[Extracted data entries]

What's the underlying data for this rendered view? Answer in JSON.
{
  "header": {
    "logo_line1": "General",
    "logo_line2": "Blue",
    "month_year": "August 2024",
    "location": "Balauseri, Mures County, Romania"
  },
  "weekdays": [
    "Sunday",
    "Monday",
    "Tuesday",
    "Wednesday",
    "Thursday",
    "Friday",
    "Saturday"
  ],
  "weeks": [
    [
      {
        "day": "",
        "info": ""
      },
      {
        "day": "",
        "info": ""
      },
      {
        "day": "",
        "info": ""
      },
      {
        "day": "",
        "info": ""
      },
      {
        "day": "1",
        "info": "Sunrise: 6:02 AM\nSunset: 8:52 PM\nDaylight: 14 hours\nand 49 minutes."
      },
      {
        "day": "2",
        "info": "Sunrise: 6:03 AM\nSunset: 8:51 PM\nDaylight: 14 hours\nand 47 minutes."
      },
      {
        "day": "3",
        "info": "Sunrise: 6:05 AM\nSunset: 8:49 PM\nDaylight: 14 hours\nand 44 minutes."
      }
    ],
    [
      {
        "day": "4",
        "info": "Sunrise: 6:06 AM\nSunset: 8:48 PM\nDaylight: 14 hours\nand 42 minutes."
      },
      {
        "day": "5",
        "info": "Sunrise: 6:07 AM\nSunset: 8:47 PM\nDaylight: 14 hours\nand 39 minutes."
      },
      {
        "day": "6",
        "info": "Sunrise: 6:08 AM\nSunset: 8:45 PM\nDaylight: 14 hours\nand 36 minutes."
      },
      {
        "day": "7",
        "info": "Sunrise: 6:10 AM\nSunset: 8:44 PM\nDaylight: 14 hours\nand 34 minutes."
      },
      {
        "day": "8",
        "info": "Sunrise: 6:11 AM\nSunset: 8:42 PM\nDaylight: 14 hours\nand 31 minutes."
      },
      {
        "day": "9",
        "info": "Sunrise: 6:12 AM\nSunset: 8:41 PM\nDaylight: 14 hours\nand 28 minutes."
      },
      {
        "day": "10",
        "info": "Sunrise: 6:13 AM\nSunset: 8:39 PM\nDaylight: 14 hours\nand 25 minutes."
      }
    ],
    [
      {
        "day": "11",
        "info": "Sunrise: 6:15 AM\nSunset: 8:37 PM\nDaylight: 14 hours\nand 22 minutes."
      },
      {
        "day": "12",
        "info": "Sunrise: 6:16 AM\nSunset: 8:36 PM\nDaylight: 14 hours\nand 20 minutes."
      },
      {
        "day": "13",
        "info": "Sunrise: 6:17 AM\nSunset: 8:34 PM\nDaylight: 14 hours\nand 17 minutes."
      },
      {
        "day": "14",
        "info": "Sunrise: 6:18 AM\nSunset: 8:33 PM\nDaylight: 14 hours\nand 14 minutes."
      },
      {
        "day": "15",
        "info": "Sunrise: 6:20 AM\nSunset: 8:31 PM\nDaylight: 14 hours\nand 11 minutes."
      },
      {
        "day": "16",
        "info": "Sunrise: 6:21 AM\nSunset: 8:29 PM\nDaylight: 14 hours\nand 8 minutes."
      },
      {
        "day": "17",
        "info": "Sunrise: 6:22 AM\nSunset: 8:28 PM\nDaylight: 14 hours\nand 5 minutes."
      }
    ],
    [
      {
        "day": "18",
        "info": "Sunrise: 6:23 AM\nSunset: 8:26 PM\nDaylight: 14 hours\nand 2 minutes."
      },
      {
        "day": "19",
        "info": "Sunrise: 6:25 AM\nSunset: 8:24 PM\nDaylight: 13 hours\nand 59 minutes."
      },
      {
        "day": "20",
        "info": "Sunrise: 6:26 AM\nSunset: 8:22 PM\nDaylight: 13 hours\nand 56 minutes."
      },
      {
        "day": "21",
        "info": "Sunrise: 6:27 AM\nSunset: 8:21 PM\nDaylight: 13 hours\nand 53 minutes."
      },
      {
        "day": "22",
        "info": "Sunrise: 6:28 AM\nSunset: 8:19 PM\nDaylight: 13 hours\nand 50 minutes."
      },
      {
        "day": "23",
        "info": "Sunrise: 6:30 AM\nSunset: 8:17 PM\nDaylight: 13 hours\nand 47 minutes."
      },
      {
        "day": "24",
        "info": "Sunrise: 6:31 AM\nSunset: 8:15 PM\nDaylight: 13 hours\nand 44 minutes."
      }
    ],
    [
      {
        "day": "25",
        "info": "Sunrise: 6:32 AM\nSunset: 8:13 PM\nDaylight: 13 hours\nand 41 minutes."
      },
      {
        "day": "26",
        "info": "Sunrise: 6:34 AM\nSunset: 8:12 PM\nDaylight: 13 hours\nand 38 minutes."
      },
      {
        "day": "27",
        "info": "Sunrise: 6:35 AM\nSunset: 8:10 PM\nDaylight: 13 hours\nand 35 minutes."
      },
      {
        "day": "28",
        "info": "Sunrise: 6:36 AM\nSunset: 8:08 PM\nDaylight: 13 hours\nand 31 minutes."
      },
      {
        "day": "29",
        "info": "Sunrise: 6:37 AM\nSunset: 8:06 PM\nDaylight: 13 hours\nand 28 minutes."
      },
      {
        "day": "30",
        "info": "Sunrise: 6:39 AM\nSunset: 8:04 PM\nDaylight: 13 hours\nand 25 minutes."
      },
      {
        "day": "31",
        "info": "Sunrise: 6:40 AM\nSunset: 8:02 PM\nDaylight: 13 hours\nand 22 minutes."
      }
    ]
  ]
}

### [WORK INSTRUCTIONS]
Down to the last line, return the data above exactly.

### [ANSWER SPACE]
What's the underlying data for this rendered view? Answer in JSON.
{
  "header": {
    "logo_line1": "General",
    "logo_line2": "Blue",
    "month_year": "August 2024",
    "location": "Balauseri, Mures County, Romania"
  },
  "weekdays": [
    "Sunday",
    "Monday",
    "Tuesday",
    "Wednesday",
    "Thursday",
    "Friday",
    "Saturday"
  ],
  "weeks": [
    [
      {
        "day": "",
        "info": ""
      },
      {
        "day": "",
        "info": ""
      },
      {
        "day": "",
        "info": ""
      },
      {
        "day": "",
        "info": ""
      },
      {
        "day": "1",
        "info": "Sunrise: 6:02 AM\nSunset: 8:52 PM\nDaylight: 14 hours\nand 49 minutes."
      },
      {
        "day": "2",
        "info": "Sunrise: 6:03 AM\nSunset: 8:51 PM\nDaylight: 14 hours\nand 47 minutes."
      },
      {
        "day": "3",
        "info": "Sunrise: 6:05 AM\nSunset: 8:49 PM\nDaylight: 14 hours\nand 44 minutes."
      }
    ],
    [
      {
        "day": "4",
        "info": "Sunrise: 6:06 AM\nSunset: 8:48 PM\nDaylight: 14 hours\nand 42 minutes."
      },
      {
        "day": "5",
        "info": "Sunrise: 6:07 AM\nSunset: 8:47 PM\nDaylight: 14 hours\nand 39 minutes."
      },
      {
        "day": "6",
        "info": "Sunrise: 6:08 AM\nSunset: 8:45 PM\nDaylight: 14 hours\nand 36 minutes."
      },
      {
        "day": "7",
        "info": "Sunrise: 6:10 AM\nSunset: 8:44 PM\nDaylight: 14 hours\nand 34 minutes."
      },
      {
        "day": "8",
        "info": "Sunrise: 6:11 AM\nSunset: 8:42 PM\nDaylight: 14 hours\nand 31 minutes."
      },
      {
        "day": "9",
        "info": "Sunrise: 6:12 AM\nSunset: 8:41 PM\nDaylight: 14 hours\nand 28 minutes."
      },
      {
        "day": "10",
        "info": "Sunrise: 6:13 AM\nSunset: 8:39 PM\nDaylight: 14 hours\nand 25 minutes."
      }
    ],
    [
      {
        "day": "11",
        "info": "Sunrise: 6:15 AM\nSunset: 8:37 PM\nDaylight: 14 hours\nand 22 minutes."
      },
      {
        "day": "12",
        "info": "Sunrise: 6:16 AM\nSunset: 8:36 PM\nDaylight: 14 hours\nand 20 minutes."
      },
      {
        "day": "13",
        "info": "Sunrise: 6:17 AM\nSunset: 8:34 PM\nDaylight: 14 hours\nand 17 minutes."
      },
      {
        "day": "14",
        "info": "Sunrise: 6:18 AM\nSunset: 8:33 PM\nDaylight: 14 hours\nand 14 minutes."
      },
      {
        "day": "15",
        "info": "Sunrise: 6:20 AM\nSunset: 8:31 PM\nDaylight: 14 hours\nand 11 minutes."
      },
      {
        "day": "16",
        "info": "Sunrise: 6:21 AM\nSunset: 8:29 PM\nDaylight: 14 hours\nand 8 minutes."
      },
      {
        "day": "17",
        "info": "Sunrise: 6:22 AM\nSunset: 8:28 PM\nDaylight: 14 hours\nand 5 minutes."
      }
    ],
    [
      {
        "day": "18",
        "info": "Sunrise: 6:23 AM\nSunset: 8:26 PM\nDaylight: 14 hours\nand 2 minutes."
      },
      {
        "day": "19",
        "info": "Sunrise: 6:25 AM\nSunset: 8:24 PM\nDaylight: 13 hours\nand 59 minutes."
      },
      {
        "day": "20",
        "info": "Sunrise: 6:26 AM\nSunset: 8:22 PM\nDaylight: 13 hours\nand 56 minutes."
      },
      {
        "day": "21",
        "info": "Sunrise: 6:27 AM\nSunset: 8:21 PM\nDaylight: 13 hours\nand 53 minutes."
      },
      {
        "day": "22",
        "info": "Sunrise: 6:28 AM\nSunset: 8:19 PM\nDaylight: 13 hours\nand 50 minutes."
      },
      {
        "day": "23",
        "info": "Sunrise: 6:30 AM\nSunset: 8:17 PM\nDaylight: 13 hours\nand 47 minutes."
      },
      {
        "day": "24",
        "info": "Sunrise: 6:31 AM\nSunset: 8:15 PM\nDaylight: 13 hours\nand 44 minutes."
      }
    ],
    [
      {
        "day": "25",
        "info": "Sunrise: 6:32 AM\nSunset: 8:13 PM\nDaylight: 13 hours\nand 41 minutes."
      },
      {
        "day": "26",
        "info": "Sunrise: 6:34 AM\nSunset: 8:12 PM\nDaylight: 13 hours\nand 38 minutes."
      },
      {
        "day": "27",
        "info": "Sunrise: 6:35 AM\nSunset: 8:10 PM\nDaylight: 13 hours\nand 35 minutes."
      },
      {
        "day": "28",
        "info": "Sunrise: 6:36 AM\nSunset: 8:08 PM\nDaylight: 13 hours\nand 31 minutes."
      },
      {
        "day": "29",
        "info": "Sunrise: 6:37 AM\nSunset: 8:06 PM\nDaylight: 13 hours\nand 28 minutes."
      },
      {
        "day": "30",
        "info": "Sunrise: 6:39 AM\nSunset: 8:04 PM\nDaylight: 13 hours\nand 25 minutes."
      },
      {
        "day": "31",
        "info": "Sunrise: 6:40 AM\nSunset: 8:02 PM\nDaylight: 13 hours\nand 22 minutes."
      }
    ]
  ]
}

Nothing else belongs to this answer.